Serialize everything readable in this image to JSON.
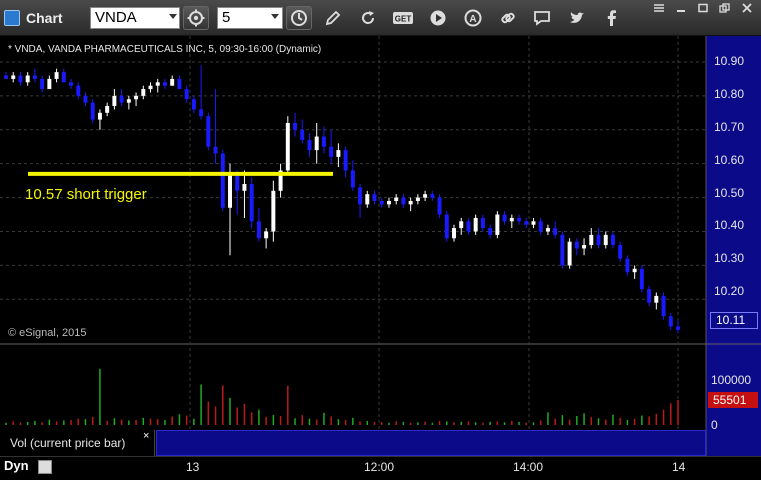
{
  "toolbar": {
    "app_title": "Chart",
    "symbol": "VNDA",
    "interval": "5",
    "icons": [
      "settings-icon",
      "clock-icon",
      "pencil-icon",
      "refresh-icon",
      "get-icon",
      "play-icon",
      "alert-icon",
      "link-icon",
      "comment-icon",
      "twitter-icon",
      "facebook-icon"
    ],
    "get_label": "GET"
  },
  "chart": {
    "caption": "* VNDA, VANDA PHARMACEUTICALS INC, 5, 09:30-16:00 (Dynamic)",
    "copyright": "© eSignal, 2015",
    "annotation": "10.57 short trigger",
    "trigger_color": "#f6f600",
    "up_color": "#ffffff",
    "down_color": "#1a1aff",
    "y_ticks": [
      "10.90",
      "10.80",
      "10.70",
      "10.60",
      "10.50",
      "10.40",
      "10.30",
      "10.20"
    ],
    "last_price": "10.11",
    "x_labels": [
      "13",
      "12:00",
      "14:00",
      "14"
    ]
  },
  "volume": {
    "label": "Vol (current price bar)",
    "close_glyph": "×",
    "ticks": [
      "100000",
      "0"
    ],
    "last_volume": "55501",
    "up_color": "#22aa22",
    "down_color": "#bb1a1a"
  },
  "bottom": {
    "mode": "Dyn"
  },
  "chart_data": {
    "type": "candlestick",
    "trigger_level": 10.57,
    "ylim": [
      10.08,
      10.95
    ],
    "candles": [
      [
        10.86,
        10.87,
        10.85,
        10.85
      ],
      [
        10.85,
        10.87,
        10.84,
        10.86
      ],
      [
        10.86,
        10.87,
        10.83,
        10.84
      ],
      [
        10.84,
        10.87,
        10.83,
        10.86
      ],
      [
        10.86,
        10.88,
        10.84,
        10.85
      ],
      [
        10.85,
        10.86,
        10.81,
        10.82
      ],
      [
        10.82,
        10.86,
        10.82,
        10.85
      ],
      [
        10.85,
        10.88,
        10.84,
        10.87
      ],
      [
        10.87,
        10.88,
        10.84,
        10.84
      ],
      [
        10.84,
        10.85,
        10.82,
        10.83
      ],
      [
        10.83,
        10.84,
        10.79,
        10.8
      ],
      [
        10.8,
        10.81,
        10.77,
        10.78
      ],
      [
        10.78,
        10.79,
        10.72,
        10.73
      ],
      [
        10.73,
        10.76,
        10.7,
        10.75
      ],
      [
        10.75,
        10.78,
        10.74,
        10.77
      ],
      [
        10.77,
        10.82,
        10.76,
        10.8
      ],
      [
        10.8,
        10.82,
        10.77,
        10.78
      ],
      [
        10.78,
        10.8,
        10.76,
        10.79
      ],
      [
        10.79,
        10.81,
        10.77,
        10.8
      ],
      [
        10.8,
        10.83,
        10.79,
        10.82
      ],
      [
        10.82,
        10.84,
        10.81,
        10.83
      ],
      [
        10.83,
        10.85,
        10.81,
        10.84
      ],
      [
        10.84,
        10.85,
        10.82,
        10.83
      ],
      [
        10.83,
        10.86,
        10.83,
        10.85
      ],
      [
        10.85,
        10.86,
        10.82,
        10.82
      ],
      [
        10.82,
        10.83,
        10.78,
        10.79
      ],
      [
        10.79,
        10.8,
        10.75,
        10.76
      ],
      [
        10.76,
        10.89,
        10.73,
        10.74
      ],
      [
        10.74,
        10.75,
        10.64,
        10.65
      ],
      [
        10.65,
        10.82,
        10.6,
        10.63
      ],
      [
        10.63,
        10.64,
        10.46,
        10.47
      ],
      [
        10.47,
        10.6,
        10.33,
        10.57
      ],
      [
        10.57,
        10.58,
        10.45,
        10.52
      ],
      [
        10.52,
        10.58,
        10.44,
        10.54
      ],
      [
        10.54,
        10.56,
        10.41,
        10.43
      ],
      [
        10.43,
        10.47,
        10.37,
        10.38
      ],
      [
        10.38,
        10.41,
        10.35,
        10.4
      ],
      [
        10.4,
        10.55,
        10.37,
        10.52
      ],
      [
        10.52,
        10.6,
        10.5,
        10.58
      ],
      [
        10.58,
        10.74,
        10.57,
        10.72
      ],
      [
        10.72,
        10.75,
        10.68,
        10.7
      ],
      [
        10.7,
        10.73,
        10.66,
        10.67
      ],
      [
        10.67,
        10.69,
        10.62,
        10.64
      ],
      [
        10.64,
        10.72,
        10.6,
        10.68
      ],
      [
        10.68,
        10.71,
        10.63,
        10.65
      ],
      [
        10.65,
        10.7,
        10.6,
        10.62
      ],
      [
        10.62,
        10.66,
        10.59,
        10.64
      ],
      [
        10.64,
        10.65,
        10.56,
        10.58
      ],
      [
        10.58,
        10.61,
        10.52,
        10.53
      ],
      [
        10.53,
        10.54,
        10.44,
        10.48
      ],
      [
        10.48,
        10.52,
        10.47,
        10.51
      ],
      [
        10.51,
        10.52,
        10.48,
        10.49
      ],
      [
        10.49,
        10.5,
        10.47,
        10.48
      ],
      [
        10.48,
        10.5,
        10.47,
        10.49
      ],
      [
        10.49,
        10.51,
        10.48,
        10.5
      ],
      [
        10.5,
        10.51,
        10.47,
        10.48
      ],
      [
        10.48,
        10.5,
        10.46,
        10.49
      ],
      [
        10.49,
        10.51,
        10.48,
        10.5
      ],
      [
        10.5,
        10.52,
        10.49,
        10.51
      ],
      [
        10.51,
        10.52,
        10.49,
        10.5
      ],
      [
        10.5,
        10.51,
        10.44,
        10.45
      ],
      [
        10.45,
        10.46,
        10.37,
        10.38
      ],
      [
        10.38,
        10.42,
        10.37,
        10.41
      ],
      [
        10.41,
        10.44,
        10.39,
        10.43
      ],
      [
        10.43,
        10.44,
        10.39,
        10.4
      ],
      [
        10.4,
        10.45,
        10.39,
        10.44
      ],
      [
        10.44,
        10.45,
        10.4,
        10.41
      ],
      [
        10.41,
        10.42,
        10.38,
        10.39
      ],
      [
        10.39,
        10.46,
        10.38,
        10.45
      ],
      [
        10.45,
        10.46,
        10.42,
        10.43
      ],
      [
        10.43,
        10.45,
        10.41,
        10.44
      ],
      [
        10.44,
        10.45,
        10.42,
        10.43
      ],
      [
        10.43,
        10.44,
        10.41,
        10.42
      ],
      [
        10.42,
        10.44,
        10.41,
        10.43
      ],
      [
        10.43,
        10.44,
        10.39,
        10.4
      ],
      [
        10.4,
        10.42,
        10.39,
        10.41
      ],
      [
        10.41,
        10.43,
        10.38,
        10.39
      ],
      [
        10.39,
        10.4,
        10.29,
        10.3
      ],
      [
        10.3,
        10.38,
        10.29,
        10.37
      ],
      [
        10.37,
        10.38,
        10.33,
        10.35
      ],
      [
        10.35,
        10.38,
        10.33,
        10.36
      ],
      [
        10.36,
        10.41,
        10.35,
        10.39
      ],
      [
        10.39,
        10.41,
        10.35,
        10.36
      ],
      [
        10.36,
        10.4,
        10.35,
        10.39
      ],
      [
        10.39,
        10.4,
        10.35,
        10.36
      ],
      [
        10.36,
        10.37,
        10.31,
        10.32
      ],
      [
        10.32,
        10.33,
        10.27,
        10.28
      ],
      [
        10.28,
        10.3,
        10.26,
        10.29
      ],
      [
        10.29,
        10.3,
        10.22,
        10.23
      ],
      [
        10.23,
        10.24,
        10.18,
        10.19
      ],
      [
        10.19,
        10.22,
        10.17,
        10.21
      ],
      [
        10.21,
        10.22,
        10.14,
        10.15
      ],
      [
        10.15,
        10.16,
        10.11,
        10.12
      ],
      [
        10.12,
        10.14,
        10.1,
        10.11
      ]
    ],
    "volumes": [
      [
        5000,
        1
      ],
      [
        8000,
        0
      ],
      [
        6000,
        0
      ],
      [
        7000,
        1
      ],
      [
        9000,
        1
      ],
      [
        6000,
        0
      ],
      [
        12000,
        1
      ],
      [
        8000,
        0
      ],
      [
        10000,
        1
      ],
      [
        11000,
        0
      ],
      [
        14000,
        0
      ],
      [
        13000,
        1
      ],
      [
        18000,
        0
      ],
      [
        125000,
        1
      ],
      [
        9000,
        0
      ],
      [
        15000,
        1
      ],
      [
        12000,
        0
      ],
      [
        10000,
        1
      ],
      [
        11000,
        0
      ],
      [
        16000,
        1
      ],
      [
        14000,
        0
      ],
      [
        13000,
        0
      ],
      [
        11000,
        1
      ],
      [
        19000,
        0
      ],
      [
        24000,
        1
      ],
      [
        21000,
        0
      ],
      [
        14000,
        1
      ],
      [
        90000,
        1
      ],
      [
        52000,
        0
      ],
      [
        41000,
        0
      ],
      [
        88000,
        0
      ],
      [
        60000,
        1
      ],
      [
        39000,
        0
      ],
      [
        47000,
        0
      ],
      [
        28000,
        0
      ],
      [
        34000,
        1
      ],
      [
        18000,
        0
      ],
      [
        22000,
        1
      ],
      [
        20000,
        0
      ],
      [
        87000,
        0
      ],
      [
        15000,
        1
      ],
      [
        22000,
        0
      ],
      [
        14000,
        1
      ],
      [
        12000,
        0
      ],
      [
        27000,
        1
      ],
      [
        19000,
        0
      ],
      [
        13000,
        1
      ],
      [
        11000,
        0
      ],
      [
        16000,
        1
      ],
      [
        8000,
        0
      ],
      [
        9000,
        1
      ],
      [
        7000,
        0
      ],
      [
        6000,
        0
      ],
      [
        5000,
        1
      ],
      [
        8000,
        0
      ],
      [
        7000,
        1
      ],
      [
        5000,
        0
      ],
      [
        6000,
        1
      ],
      [
        7000,
        0
      ],
      [
        5000,
        1
      ],
      [
        9000,
        0
      ],
      [
        8000,
        1
      ],
      [
        6000,
        0
      ],
      [
        7000,
        1
      ],
      [
        8000,
        0
      ],
      [
        6000,
        1
      ],
      [
        5000,
        0
      ],
      [
        7000,
        1
      ],
      [
        8000,
        0
      ],
      [
        6000,
        1
      ],
      [
        9000,
        0
      ],
      [
        7000,
        1
      ],
      [
        5000,
        0
      ],
      [
        6000,
        1
      ],
      [
        10000,
        0
      ],
      [
        28000,
        1
      ],
      [
        14000,
        0
      ],
      [
        22000,
        1
      ],
      [
        12000,
        0
      ],
      [
        20000,
        1
      ],
      [
        26000,
        1
      ],
      [
        18000,
        0
      ],
      [
        15000,
        1
      ],
      [
        12000,
        0
      ],
      [
        23000,
        1
      ],
      [
        16000,
        0
      ],
      [
        11000,
        1
      ],
      [
        14000,
        0
      ],
      [
        21000,
        1
      ],
      [
        19000,
        0
      ],
      [
        25000,
        0
      ],
      [
        34000,
        0
      ],
      [
        48000,
        0
      ],
      [
        55501,
        0
      ]
    ],
    "volume_max": 120000
  }
}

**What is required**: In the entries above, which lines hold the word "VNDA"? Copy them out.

**Answer space**:
    "symbol": "VNDA",
    "caption": "* VNDA, VANDA PHARMACEUTICALS INC, 5, 09:30-16:00 (Dynamic)",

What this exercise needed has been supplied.